◆ **What the task asks**
Ignoring the pictures, repeat every entry below exactly as it appears.

[Dataset rows for apps and sites]
+===+
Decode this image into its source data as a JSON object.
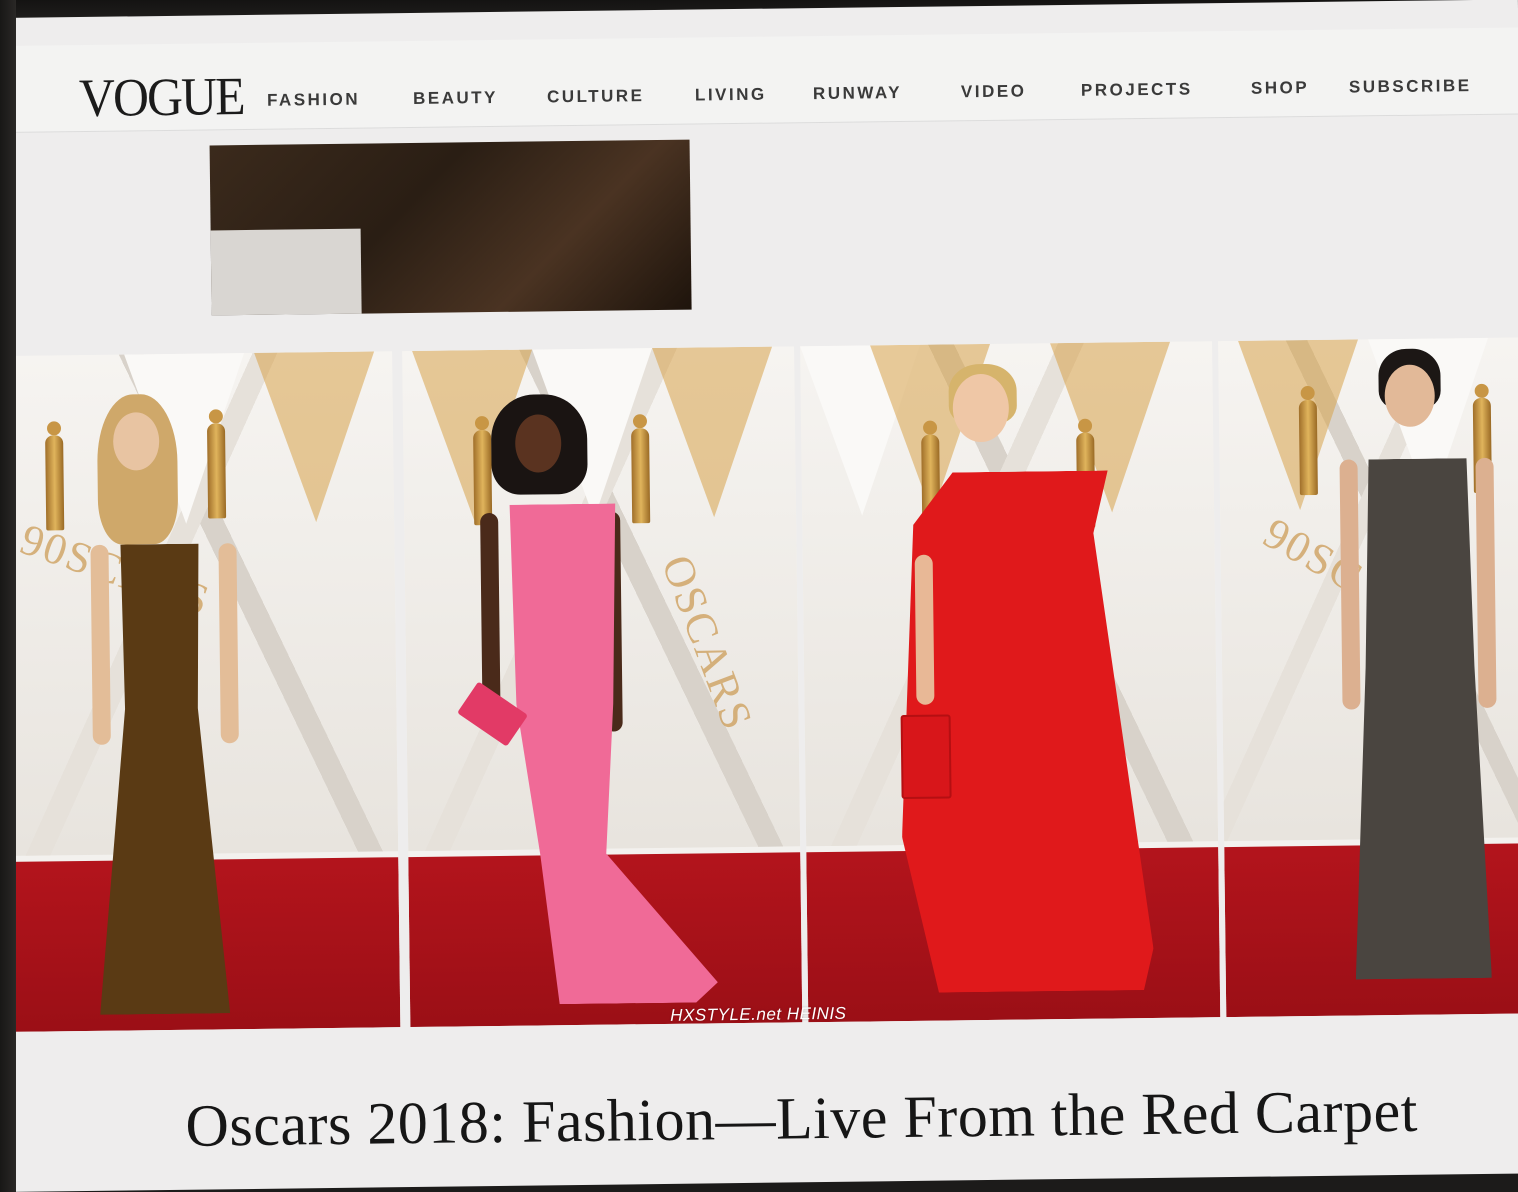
{
  "site": {
    "logo": "VOGUE",
    "accent_color": "#b8373c"
  },
  "nav": {
    "menu_icon": "hamburger-icon",
    "items": [
      "FASHION",
      "BEAUTY",
      "CULTURE",
      "LIVING",
      "RUNWAY",
      "VIDEO",
      "PROJECTS",
      "SHOP",
      "SUBSCRIBE"
    ]
  },
  "gallery": {
    "panels": [
      {
        "gown_color": "#5a3a14",
        "backdrop_text": "90SCARS"
      },
      {
        "gown_color": "#f06a97",
        "backdrop_text": "OSCARS"
      },
      {
        "gown_color": "#e0191b",
        "backdrop_text": ""
      },
      {
        "gown_color": "#4a4540",
        "backdrop_text": "90SC"
      }
    ],
    "watermark": "HXSTYLE.net HEINIS"
  },
  "article": {
    "headline": "Oscars 2018: Fashion—Live From the Red Carpet"
  }
}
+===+
◆ **Completed task**
Decode this image into its source data as a JSON object.
{
  "site": {
    "logo": "VOGUE",
    "accent_color": "#b8373c"
  },
  "nav": {
    "menu_icon": "hamburger-icon",
    "items": [
      "FASHION",
      "BEAUTY",
      "CULTURE",
      "LIVING",
      "RUNWAY",
      "VIDEO",
      "PROJECTS",
      "SHOP",
      "SUBSCRIBE"
    ]
  },
  "gallery": {
    "panels": [
      {
        "gown_color": "#5a3a14",
        "backdrop_text": "90SCARS"
      },
      {
        "gown_color": "#f06a97",
        "backdrop_text": "OSCARS"
      },
      {
        "gown_color": "#e0191b",
        "backdrop_text": ""
      },
      {
        "gown_color": "#4a4540",
        "backdrop_text": "90SC"
      }
    ],
    "watermark": "HXSTYLE.net HEINIS"
  },
  "article": {
    "headline": "Oscars 2018: Fashion—Live From the Red Carpet"
  }
}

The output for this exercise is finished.